▸ Task details:
Your answer should be a single number: the count of lines in the entries below that contain "thermostat".

▸ Material for this exercise:

##############################

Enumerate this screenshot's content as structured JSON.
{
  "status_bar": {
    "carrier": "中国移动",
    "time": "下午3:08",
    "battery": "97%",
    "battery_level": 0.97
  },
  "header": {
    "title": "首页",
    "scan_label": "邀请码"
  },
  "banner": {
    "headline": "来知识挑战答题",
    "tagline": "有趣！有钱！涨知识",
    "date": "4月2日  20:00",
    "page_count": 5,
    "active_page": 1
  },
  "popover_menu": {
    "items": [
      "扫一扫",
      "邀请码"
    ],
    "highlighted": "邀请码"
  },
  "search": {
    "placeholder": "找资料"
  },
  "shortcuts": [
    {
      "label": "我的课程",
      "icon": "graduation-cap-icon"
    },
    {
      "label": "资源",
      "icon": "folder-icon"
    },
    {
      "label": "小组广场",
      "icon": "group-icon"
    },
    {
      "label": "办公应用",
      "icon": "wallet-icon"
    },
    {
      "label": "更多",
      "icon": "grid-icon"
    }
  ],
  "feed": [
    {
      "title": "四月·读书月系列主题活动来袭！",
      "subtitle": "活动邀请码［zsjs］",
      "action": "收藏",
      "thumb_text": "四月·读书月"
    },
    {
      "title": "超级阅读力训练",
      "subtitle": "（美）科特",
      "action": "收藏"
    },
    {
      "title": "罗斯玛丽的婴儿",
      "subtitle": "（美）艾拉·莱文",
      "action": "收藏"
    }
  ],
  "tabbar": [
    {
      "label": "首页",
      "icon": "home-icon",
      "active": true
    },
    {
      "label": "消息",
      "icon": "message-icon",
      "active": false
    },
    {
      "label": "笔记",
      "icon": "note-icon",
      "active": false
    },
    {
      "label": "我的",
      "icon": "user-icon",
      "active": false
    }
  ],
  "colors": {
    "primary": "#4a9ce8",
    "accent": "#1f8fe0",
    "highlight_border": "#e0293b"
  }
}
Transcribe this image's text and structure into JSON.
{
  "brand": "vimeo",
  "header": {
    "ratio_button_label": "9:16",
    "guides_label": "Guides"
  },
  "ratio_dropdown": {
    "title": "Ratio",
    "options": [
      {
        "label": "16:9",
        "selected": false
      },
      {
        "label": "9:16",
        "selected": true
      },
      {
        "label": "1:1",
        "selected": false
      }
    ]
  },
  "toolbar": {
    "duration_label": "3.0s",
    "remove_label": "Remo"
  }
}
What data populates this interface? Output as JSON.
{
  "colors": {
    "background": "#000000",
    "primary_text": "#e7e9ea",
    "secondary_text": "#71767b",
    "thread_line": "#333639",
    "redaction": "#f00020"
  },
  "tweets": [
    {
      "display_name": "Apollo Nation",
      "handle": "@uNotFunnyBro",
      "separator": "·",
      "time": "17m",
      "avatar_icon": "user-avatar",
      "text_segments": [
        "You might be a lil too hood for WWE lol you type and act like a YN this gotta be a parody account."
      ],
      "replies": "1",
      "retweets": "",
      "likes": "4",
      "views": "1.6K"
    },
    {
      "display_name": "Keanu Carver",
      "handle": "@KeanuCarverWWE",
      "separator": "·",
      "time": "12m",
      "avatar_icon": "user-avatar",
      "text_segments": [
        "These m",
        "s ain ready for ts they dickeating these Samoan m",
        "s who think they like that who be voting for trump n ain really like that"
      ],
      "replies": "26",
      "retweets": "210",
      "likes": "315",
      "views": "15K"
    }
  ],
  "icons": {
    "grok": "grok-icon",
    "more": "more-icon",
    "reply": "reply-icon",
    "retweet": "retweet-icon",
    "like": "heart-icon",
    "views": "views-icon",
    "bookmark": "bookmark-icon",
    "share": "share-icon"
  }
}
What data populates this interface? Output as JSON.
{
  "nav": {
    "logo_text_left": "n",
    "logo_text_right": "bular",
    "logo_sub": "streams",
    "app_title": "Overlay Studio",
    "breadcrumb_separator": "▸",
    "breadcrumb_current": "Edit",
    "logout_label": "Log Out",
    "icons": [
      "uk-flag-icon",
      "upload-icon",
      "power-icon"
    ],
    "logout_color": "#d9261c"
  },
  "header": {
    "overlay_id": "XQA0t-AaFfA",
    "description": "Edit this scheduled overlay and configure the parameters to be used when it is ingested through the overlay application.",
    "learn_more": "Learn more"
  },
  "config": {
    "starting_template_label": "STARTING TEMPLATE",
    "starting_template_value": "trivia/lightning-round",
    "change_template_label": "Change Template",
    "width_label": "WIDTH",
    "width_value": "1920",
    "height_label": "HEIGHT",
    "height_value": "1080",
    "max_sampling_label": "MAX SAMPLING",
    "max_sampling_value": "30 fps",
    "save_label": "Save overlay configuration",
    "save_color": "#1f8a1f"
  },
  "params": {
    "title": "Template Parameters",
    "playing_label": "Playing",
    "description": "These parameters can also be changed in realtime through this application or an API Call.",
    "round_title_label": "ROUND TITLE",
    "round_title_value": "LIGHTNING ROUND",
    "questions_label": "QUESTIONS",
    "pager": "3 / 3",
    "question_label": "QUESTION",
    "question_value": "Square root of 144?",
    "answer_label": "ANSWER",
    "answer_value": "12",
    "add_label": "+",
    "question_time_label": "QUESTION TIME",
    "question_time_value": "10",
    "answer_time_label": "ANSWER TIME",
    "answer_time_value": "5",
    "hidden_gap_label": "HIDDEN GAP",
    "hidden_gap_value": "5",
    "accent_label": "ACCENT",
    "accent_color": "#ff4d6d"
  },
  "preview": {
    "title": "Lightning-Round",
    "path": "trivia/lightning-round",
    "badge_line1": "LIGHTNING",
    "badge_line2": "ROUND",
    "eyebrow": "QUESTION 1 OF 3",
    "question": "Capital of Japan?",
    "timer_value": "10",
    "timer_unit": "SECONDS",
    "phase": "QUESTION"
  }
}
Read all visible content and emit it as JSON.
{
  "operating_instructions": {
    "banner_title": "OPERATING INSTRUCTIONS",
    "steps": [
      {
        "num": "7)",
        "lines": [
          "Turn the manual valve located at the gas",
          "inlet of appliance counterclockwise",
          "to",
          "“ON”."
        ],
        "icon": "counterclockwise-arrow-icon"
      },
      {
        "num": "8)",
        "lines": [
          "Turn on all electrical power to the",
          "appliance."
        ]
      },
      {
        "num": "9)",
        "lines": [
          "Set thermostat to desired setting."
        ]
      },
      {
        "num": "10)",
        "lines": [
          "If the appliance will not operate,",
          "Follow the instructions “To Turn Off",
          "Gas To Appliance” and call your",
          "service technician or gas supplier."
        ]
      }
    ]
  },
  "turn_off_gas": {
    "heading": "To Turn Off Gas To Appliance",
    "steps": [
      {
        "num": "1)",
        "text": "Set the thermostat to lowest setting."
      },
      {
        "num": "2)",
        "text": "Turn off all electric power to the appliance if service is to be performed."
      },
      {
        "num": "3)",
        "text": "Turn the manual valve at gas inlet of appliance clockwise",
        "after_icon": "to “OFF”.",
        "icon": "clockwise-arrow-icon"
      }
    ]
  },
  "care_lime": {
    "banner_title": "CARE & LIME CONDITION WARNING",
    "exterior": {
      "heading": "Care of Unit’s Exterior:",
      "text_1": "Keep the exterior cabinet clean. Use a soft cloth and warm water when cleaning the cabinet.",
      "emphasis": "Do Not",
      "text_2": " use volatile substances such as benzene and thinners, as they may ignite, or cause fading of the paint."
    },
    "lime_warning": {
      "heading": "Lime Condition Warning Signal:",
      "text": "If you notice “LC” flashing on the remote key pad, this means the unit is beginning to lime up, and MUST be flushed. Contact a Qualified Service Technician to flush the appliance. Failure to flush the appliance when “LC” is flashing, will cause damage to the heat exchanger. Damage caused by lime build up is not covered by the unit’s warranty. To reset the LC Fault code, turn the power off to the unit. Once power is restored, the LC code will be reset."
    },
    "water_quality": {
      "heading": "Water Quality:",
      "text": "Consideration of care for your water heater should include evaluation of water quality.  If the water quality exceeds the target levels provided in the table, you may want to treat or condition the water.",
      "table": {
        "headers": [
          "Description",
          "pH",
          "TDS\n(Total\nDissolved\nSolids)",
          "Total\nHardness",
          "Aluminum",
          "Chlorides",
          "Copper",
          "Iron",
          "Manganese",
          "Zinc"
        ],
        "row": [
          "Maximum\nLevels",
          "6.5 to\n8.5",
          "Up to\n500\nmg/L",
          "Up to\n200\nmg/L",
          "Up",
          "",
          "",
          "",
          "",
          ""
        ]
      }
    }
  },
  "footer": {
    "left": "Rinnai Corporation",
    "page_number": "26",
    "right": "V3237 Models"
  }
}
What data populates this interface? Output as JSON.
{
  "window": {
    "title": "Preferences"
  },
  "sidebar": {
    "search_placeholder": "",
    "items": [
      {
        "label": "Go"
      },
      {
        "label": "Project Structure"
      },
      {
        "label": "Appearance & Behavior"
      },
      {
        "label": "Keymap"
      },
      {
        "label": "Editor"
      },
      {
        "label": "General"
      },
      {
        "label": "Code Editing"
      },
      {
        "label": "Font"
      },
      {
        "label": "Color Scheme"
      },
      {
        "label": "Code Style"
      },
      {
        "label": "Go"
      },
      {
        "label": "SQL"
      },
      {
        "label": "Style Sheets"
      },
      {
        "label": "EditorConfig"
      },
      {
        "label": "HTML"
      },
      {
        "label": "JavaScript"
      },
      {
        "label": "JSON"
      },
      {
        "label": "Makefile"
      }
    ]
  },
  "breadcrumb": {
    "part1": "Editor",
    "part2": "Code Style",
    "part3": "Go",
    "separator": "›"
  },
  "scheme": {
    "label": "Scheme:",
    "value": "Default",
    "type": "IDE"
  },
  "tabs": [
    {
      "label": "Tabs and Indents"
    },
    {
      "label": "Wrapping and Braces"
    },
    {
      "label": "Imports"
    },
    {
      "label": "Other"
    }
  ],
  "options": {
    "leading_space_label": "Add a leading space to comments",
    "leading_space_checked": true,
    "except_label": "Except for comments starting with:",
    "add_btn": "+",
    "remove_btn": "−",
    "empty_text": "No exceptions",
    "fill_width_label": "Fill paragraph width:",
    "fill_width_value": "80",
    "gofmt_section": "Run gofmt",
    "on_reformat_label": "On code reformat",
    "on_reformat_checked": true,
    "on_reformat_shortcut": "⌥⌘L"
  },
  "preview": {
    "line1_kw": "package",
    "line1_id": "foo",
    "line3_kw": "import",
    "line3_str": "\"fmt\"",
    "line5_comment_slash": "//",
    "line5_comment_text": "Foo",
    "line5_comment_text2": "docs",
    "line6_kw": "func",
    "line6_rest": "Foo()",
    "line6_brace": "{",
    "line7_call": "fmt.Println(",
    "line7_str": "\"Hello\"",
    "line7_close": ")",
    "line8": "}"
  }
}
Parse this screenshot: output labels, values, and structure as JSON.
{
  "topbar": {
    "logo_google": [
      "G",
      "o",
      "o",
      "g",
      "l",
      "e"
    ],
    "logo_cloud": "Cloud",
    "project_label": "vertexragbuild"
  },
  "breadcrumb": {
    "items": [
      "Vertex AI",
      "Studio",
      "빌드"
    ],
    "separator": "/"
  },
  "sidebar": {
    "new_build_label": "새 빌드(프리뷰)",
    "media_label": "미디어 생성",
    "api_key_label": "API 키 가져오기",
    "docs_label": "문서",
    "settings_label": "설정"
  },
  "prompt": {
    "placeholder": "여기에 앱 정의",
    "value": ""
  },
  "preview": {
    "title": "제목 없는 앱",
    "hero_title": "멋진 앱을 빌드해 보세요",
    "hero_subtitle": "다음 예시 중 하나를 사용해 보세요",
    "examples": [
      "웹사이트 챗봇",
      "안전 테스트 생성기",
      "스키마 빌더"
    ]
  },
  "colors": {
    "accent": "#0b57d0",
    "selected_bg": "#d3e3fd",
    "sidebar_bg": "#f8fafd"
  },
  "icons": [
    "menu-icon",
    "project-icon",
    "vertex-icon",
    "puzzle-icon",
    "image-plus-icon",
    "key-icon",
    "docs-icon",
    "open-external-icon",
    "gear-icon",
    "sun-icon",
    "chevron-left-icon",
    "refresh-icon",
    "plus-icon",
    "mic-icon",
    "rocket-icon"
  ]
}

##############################

▸ Task response:
2